Just last month, the National Union of Journalists of the Philippines (NUJP) publicly released a fountain pen set to help fund its operations in supporting local journalists.
But for buyers, will this be a case of purchasing a merchandise just for a cause?
Disclosure: We purchased this pen. Read our editorial policy here.
NUJP fountain pen in focus
There’s no identified manufacturer for the pen, aside from the information that it is made in China. Here’s a breakdown:
- Aesthetics – The pen only comes in black with gold-plated trim, with the union’s logo etched on the body. This branding type decision means that the logo won’t scratched anytime soon. It is also better compared to the usual company pens which feature only the name, or have the logo printed either on the body or on stickers. Meanwhile, the section itself has two gold parts sandwiching a black portion. This is unusual, but it looks good.

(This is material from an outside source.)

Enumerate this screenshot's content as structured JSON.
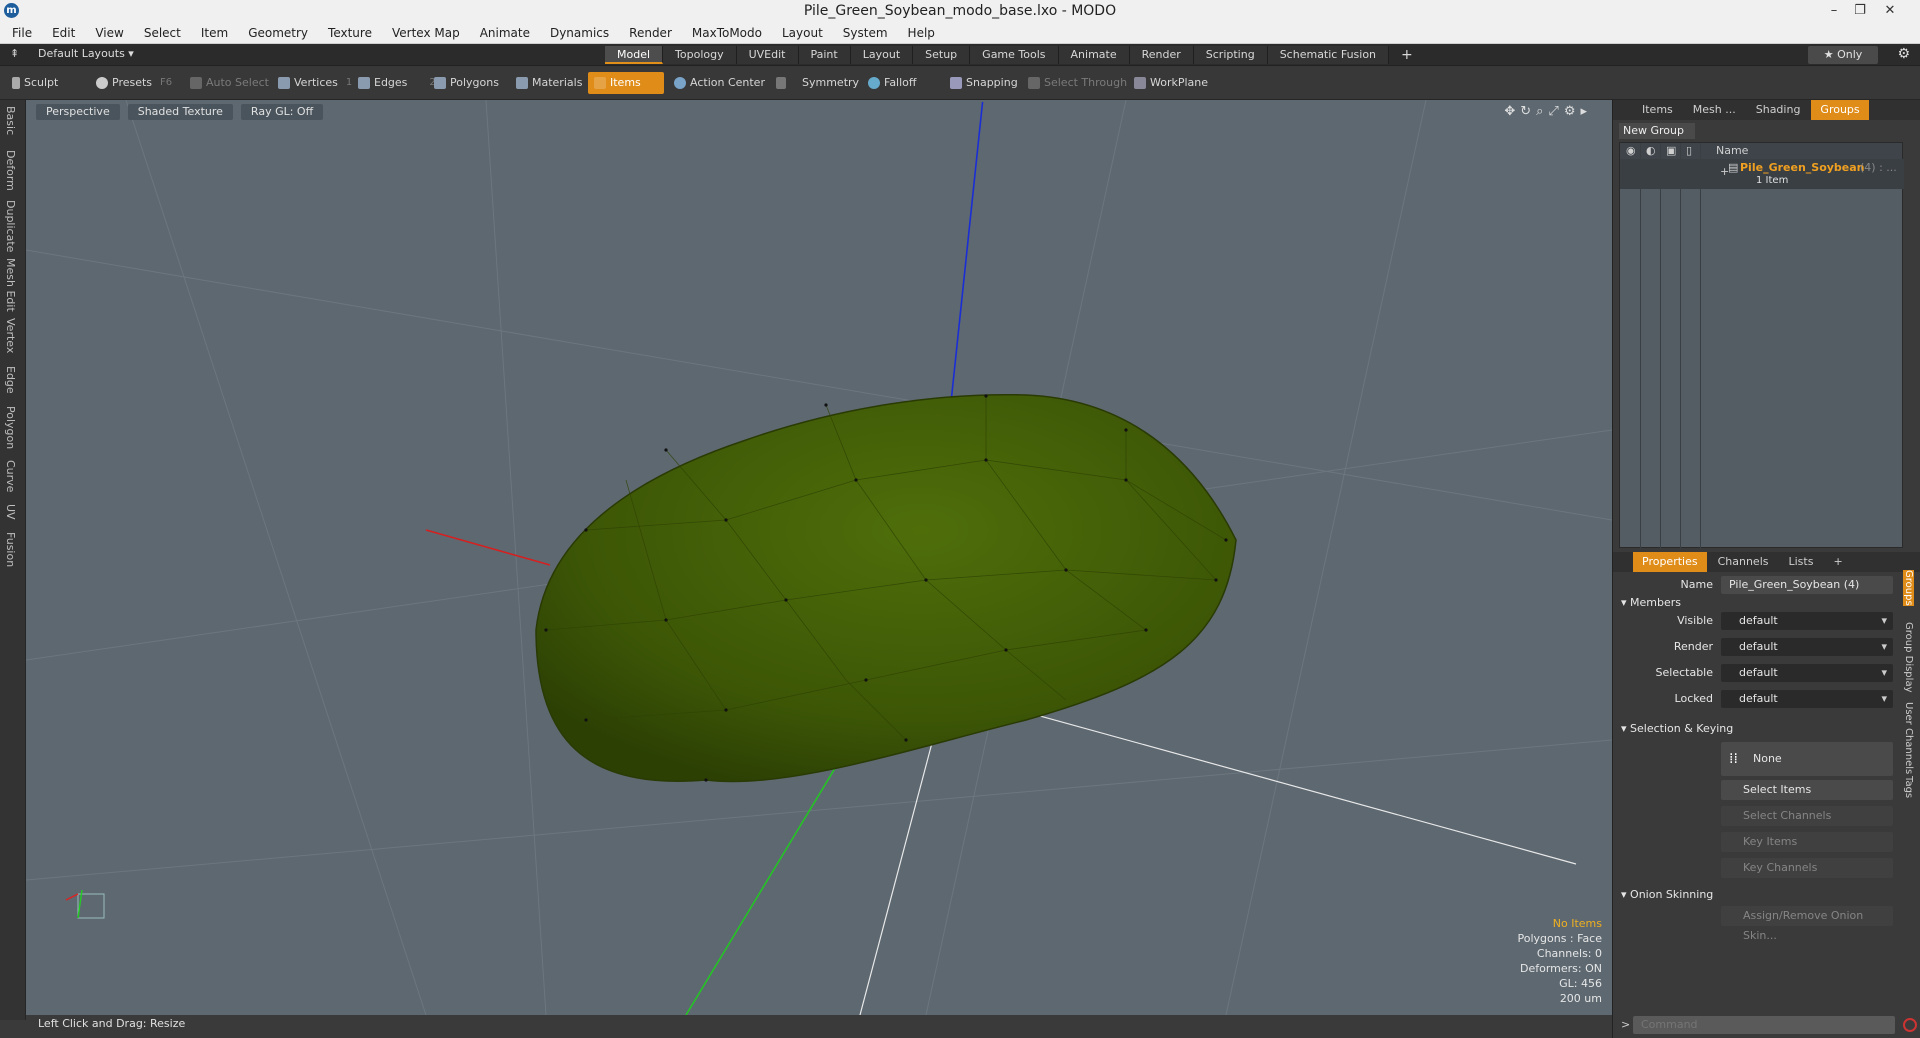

- Durability – While the pen may look like it is made of plastic, a closer inspection of the body suggested that it is entirely made of light metal. Other pen users we consulted think it is made of aluminum. The cap’s clip is also snug.

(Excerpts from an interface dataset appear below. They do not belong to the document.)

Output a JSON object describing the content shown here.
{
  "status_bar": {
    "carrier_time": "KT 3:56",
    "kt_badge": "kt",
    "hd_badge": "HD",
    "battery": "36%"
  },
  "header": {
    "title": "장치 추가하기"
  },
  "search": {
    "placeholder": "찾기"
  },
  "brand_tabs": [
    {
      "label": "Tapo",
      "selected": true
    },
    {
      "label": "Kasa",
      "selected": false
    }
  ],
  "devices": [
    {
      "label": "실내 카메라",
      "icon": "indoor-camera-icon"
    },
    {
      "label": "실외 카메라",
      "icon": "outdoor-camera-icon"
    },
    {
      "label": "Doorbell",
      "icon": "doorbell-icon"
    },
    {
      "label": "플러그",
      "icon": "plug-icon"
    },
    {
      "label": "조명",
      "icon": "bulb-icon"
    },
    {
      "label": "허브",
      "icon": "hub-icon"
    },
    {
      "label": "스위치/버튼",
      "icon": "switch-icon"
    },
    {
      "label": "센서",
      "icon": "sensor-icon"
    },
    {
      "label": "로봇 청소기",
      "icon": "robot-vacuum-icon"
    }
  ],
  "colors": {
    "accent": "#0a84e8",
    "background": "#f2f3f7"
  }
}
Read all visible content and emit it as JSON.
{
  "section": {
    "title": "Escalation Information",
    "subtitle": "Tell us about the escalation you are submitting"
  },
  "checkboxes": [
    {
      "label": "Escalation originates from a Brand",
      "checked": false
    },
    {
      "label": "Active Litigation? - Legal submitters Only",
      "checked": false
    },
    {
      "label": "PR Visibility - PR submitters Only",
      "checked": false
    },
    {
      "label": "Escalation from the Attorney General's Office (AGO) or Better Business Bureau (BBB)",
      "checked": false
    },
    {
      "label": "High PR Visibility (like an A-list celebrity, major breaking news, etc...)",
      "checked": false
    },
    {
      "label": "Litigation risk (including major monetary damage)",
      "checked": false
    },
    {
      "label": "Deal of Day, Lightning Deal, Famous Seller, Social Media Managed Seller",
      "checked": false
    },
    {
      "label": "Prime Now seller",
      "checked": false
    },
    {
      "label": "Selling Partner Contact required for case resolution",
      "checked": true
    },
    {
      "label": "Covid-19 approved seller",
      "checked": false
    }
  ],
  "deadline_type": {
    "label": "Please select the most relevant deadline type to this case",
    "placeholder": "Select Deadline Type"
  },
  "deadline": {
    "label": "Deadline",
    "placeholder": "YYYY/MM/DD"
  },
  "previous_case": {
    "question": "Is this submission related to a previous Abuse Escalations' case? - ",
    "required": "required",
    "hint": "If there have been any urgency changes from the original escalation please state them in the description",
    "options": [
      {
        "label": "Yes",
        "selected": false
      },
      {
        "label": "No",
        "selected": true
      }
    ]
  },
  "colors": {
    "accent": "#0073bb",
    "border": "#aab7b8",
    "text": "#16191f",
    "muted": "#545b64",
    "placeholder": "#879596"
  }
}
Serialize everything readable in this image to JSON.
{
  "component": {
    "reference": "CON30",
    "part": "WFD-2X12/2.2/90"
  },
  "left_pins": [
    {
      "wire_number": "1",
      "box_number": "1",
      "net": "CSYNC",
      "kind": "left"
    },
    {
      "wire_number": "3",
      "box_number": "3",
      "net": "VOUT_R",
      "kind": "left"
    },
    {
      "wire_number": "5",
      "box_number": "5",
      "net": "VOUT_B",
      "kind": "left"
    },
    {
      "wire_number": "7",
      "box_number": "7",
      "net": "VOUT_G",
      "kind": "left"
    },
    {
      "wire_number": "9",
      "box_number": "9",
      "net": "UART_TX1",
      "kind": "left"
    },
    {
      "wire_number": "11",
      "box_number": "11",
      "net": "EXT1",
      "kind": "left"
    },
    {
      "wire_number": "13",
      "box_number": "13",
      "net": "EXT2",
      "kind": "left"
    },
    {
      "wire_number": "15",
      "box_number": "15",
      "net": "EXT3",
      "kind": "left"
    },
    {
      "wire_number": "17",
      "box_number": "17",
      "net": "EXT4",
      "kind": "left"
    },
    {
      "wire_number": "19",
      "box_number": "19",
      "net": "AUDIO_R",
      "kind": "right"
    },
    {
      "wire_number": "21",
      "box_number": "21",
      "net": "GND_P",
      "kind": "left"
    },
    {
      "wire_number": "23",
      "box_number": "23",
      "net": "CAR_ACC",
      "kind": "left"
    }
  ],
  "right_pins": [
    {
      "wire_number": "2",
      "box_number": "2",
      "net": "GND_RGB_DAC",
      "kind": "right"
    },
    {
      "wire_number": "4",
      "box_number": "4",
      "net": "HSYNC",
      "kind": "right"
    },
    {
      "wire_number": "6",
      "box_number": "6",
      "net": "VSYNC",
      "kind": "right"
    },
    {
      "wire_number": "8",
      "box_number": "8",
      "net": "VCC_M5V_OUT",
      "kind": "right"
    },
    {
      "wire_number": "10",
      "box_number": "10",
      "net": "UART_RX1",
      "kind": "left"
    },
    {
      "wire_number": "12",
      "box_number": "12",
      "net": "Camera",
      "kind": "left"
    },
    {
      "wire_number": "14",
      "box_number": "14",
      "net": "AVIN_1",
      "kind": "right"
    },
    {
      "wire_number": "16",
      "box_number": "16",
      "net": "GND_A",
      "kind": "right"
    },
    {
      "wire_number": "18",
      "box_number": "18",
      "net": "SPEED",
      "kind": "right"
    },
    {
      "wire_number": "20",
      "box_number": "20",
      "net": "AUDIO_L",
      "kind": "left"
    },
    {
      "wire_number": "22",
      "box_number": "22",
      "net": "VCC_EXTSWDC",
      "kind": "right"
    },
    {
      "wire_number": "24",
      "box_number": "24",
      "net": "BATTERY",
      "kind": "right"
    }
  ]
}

- Ergonomics – The section is just as thin as the body. It is also pleasantly light. Its body and section is divided by two 8-sided rings, but it doesn’t obstruct the grip. This also means that your pen won’t roll off the table if you put it down uncapped.

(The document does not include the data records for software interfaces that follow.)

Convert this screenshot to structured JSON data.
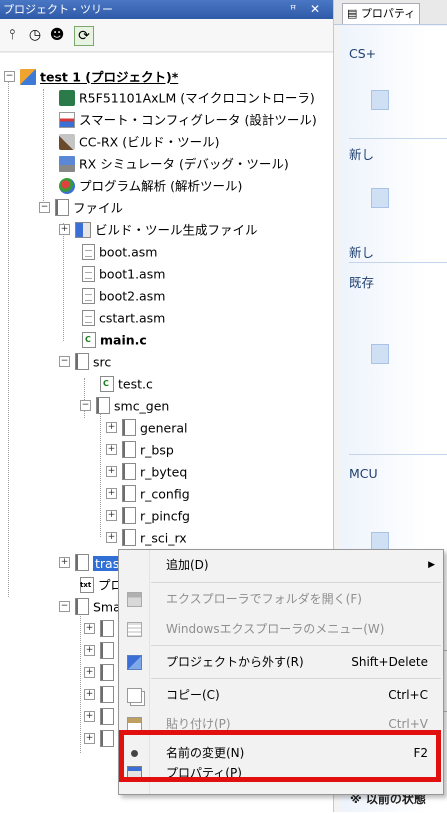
{
  "tree_panel": {
    "title": "プロジェクト・ツリー",
    "pin_glyph": "ꟸ",
    "close_glyph": "✕"
  },
  "tree": {
    "project": "test 1  (プロジェクト)*",
    "device": "R5F51101AxLM (マイクロコントローラ)",
    "smart_config": "スマート・コンフィグレータ (設計ツール)",
    "ccrx": "CC-RX (ビルド・ツール)",
    "rx_sim": "RX シミュレータ (デバッグ・ツール)",
    "program_analysis": "プログラム解析 (解析ツール)",
    "files": "ファイル",
    "build_generated": "ビルド・ツール生成ファイル",
    "boot": "boot.asm",
    "boot1": "boot1.asm",
    "boot2": "boot2.asm",
    "cstart": "cstart.asm",
    "mainc": "main.c",
    "src": "src",
    "testc": "test.c",
    "smc_gen": "smc_gen",
    "general": "general",
    "r_bsp": "r_bsp",
    "r_byteq": "r_byteq",
    "r_config": "r_config",
    "r_pincfg": "r_pincfg",
    "r_sci_rx": "r_sci_rx",
    "trash": "tras",
    "txt_item": "プロ",
    "sm_item": "Sma"
  },
  "properties_panel": {
    "tab_label": "プロパティ",
    "group1": "CS+",
    "group2": "新し",
    "group3": "新し",
    "group4": "既存",
    "group5": "MCU",
    "bottom_text": "※ 以前の状態"
  },
  "context_menu": {
    "add": "追加(D)",
    "open_explorer": "エクスプローラでフォルダを開く(F)",
    "windows_menu": "Windowsエクスプローラのメニュー(W)",
    "remove_from_project": "プロジェクトから外す(R)",
    "remove_shortcut": "Shift+Delete",
    "copy": "コピー(C)",
    "copy_shortcut": "Ctrl+C",
    "paste": "貼り付け(P)",
    "paste_shortcut": "Ctrl+V",
    "rename": "名前の変更(N)",
    "rename_shortcut": "F2",
    "properties": "プロパティ(P)"
  },
  "colors": {
    "titlebar": "#2f5aa8",
    "selection": "#2f6fd6",
    "highlight_box": "#e20f0f"
  }
}
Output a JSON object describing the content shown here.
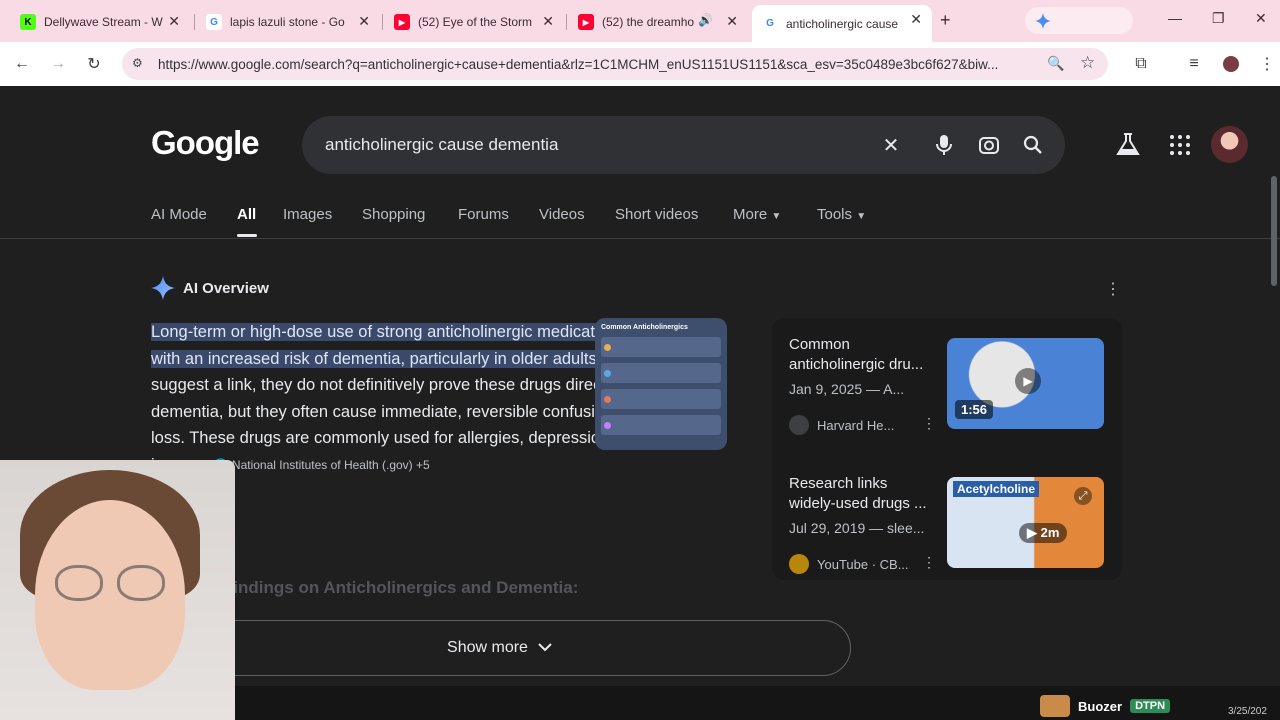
{
  "browser": {
    "tabs": [
      {
        "title": "Dellywave Stream - W",
        "favicon": "K",
        "fav_color": "#53fc18",
        "fav_text_color": "#000"
      },
      {
        "title": "lapis lazuli stone - Go",
        "favicon": "G",
        "fav_color": "#ffffff",
        "fav_text_color": "#4285f4"
      },
      {
        "title": "(52) Eye of the Storm",
        "favicon": "▶",
        "fav_color": "#ff0033",
        "fav_text_color": "#fff"
      },
      {
        "title": "(52) the dreamho",
        "favicon": "▶",
        "fav_color": "#ff0033",
        "fav_text_color": "#fff"
      },
      {
        "title": "anticholinergic cause",
        "favicon": "G",
        "fav_color": "#ffffff",
        "fav_text_color": "#4285f4"
      }
    ],
    "new_tab": "+",
    "url": "https://www.google.com/search?q=anticholinergic+cause+dementia&rlz=1C1MCHM_enUS1151US1151&sca_esv=35c0489e3bc6f627&biw..."
  },
  "google": {
    "logo": "Google",
    "query": "anticholinergic cause dementia",
    "tabs": [
      "AI Mode",
      "All",
      "Images",
      "Shopping",
      "Forums",
      "Videos",
      "Short videos",
      "More",
      "Tools"
    ],
    "active_tab": "All"
  },
  "ai_overview": {
    "heading": "AI Overview",
    "highlighted": "Long-term or high-dose use of strong anticholinergic medications is associated with an increased risk of dementia, particularly in older adults",
    "text_1": ". While studies suggest a link, they do not definitively prove these drugs directly ",
    "text_italic": "cause",
    "text_2": " dementia, but they often cause immediate, reversible confusion and memory loss. These drugs are commonly used for allergies, depression, and bladder issues.",
    "source": "National Institutes of Health (.gov) +5",
    "findings_heading": "Key Findings on Anticholinergics and Dementia:",
    "thumb_title": "Common Anticholinergics",
    "show_more": "Show more"
  },
  "videos": [
    {
      "title": "Common anticholinergic dru...",
      "date": "Jan 9, 2025 — A...",
      "source": "Harvard He...",
      "duration": "1:56"
    },
    {
      "title": "Research links widely-used drugs ...",
      "date": "Jul 29, 2019 — slee...",
      "source": "YouTube · CB...",
      "duration": "2m",
      "thumb_label": "Acetylcholine"
    }
  ],
  "overlay": {
    "name": "Buozer",
    "badge": "DTPN",
    "date": "3/25/202"
  }
}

- Ease of use – The snap cap needs bit of effort when pulling it off the pen. But the Kurm-branded nib always starts writing at first touch, and lays down a medium fine line (in Asian standards). That makes up for the slight inconvenience.
- Price – Php 800 = US$14.35, at Php55.75 per US$ as of November 3, 2023. Comes with two Philippine-made inks mixed by New Brew: Union Red and Journalist Blue.
- Availability – NUJP’s Shopee page.
The NUJP fountain pen is a decent starter pen. Sourced from China, it does exactly what it is supposed to do: write without any hiccups.
That is not always the case for China-made pens. But this is where knowing the hobby comes in for Jhoanna Ballaran, journalist and national treasurer of NUJP, and fellow union members. Since they actually use fountain pens, Ballaran said that they were very particular in their search for a supplier.
This avoided the usual pitfall of corporate-branded pens where their usefulness stops at being proper gifts with logos.
Aside from the pen itself, potential buyers will also get two locally-made inks, making the set “sulit”. There’s no cartridge included but the standard converter is appropriate to get new users started immediately with bottled inks.
It is always difficult to pull off the cap, and those who tend to use just one hand for this task will find this annoying. Usually, caps are pulled or screwed off with just little force. Not for this one.
This also means that somewhere along the way, forceful uncapping will make the cap’s inside part hit the section’s gold portion which is closer to the body. Unfortunately, this part easily scratches, which might be unsightly for some.
At first, you might be enticed to buy the NUJP fountain pen set to help support its projects for Filipino journalists. And that is commendable on its own. But for this instance, you get something of good quality in return.
With Php800, you get noob-friendly set featuring a pen that never hard starts and two bottles of inks that, according to Ballaran, accurately represent visuals associated with the union.
After all, the fountain pen remains to be an enduring symbol of freedom of the press, even if handwriting is becoming less a thing in this era.
That said, NUJP fountain pen is perhaps the most appropriate stationery release this year precisely due to what it actually stands for.
For the second time on this website, we explicitly editorialize in a post: Buy this set to support press freedom in the Philippines. Keep the pen in your rotation because it is actually reliable (and the ink colors are actually nice).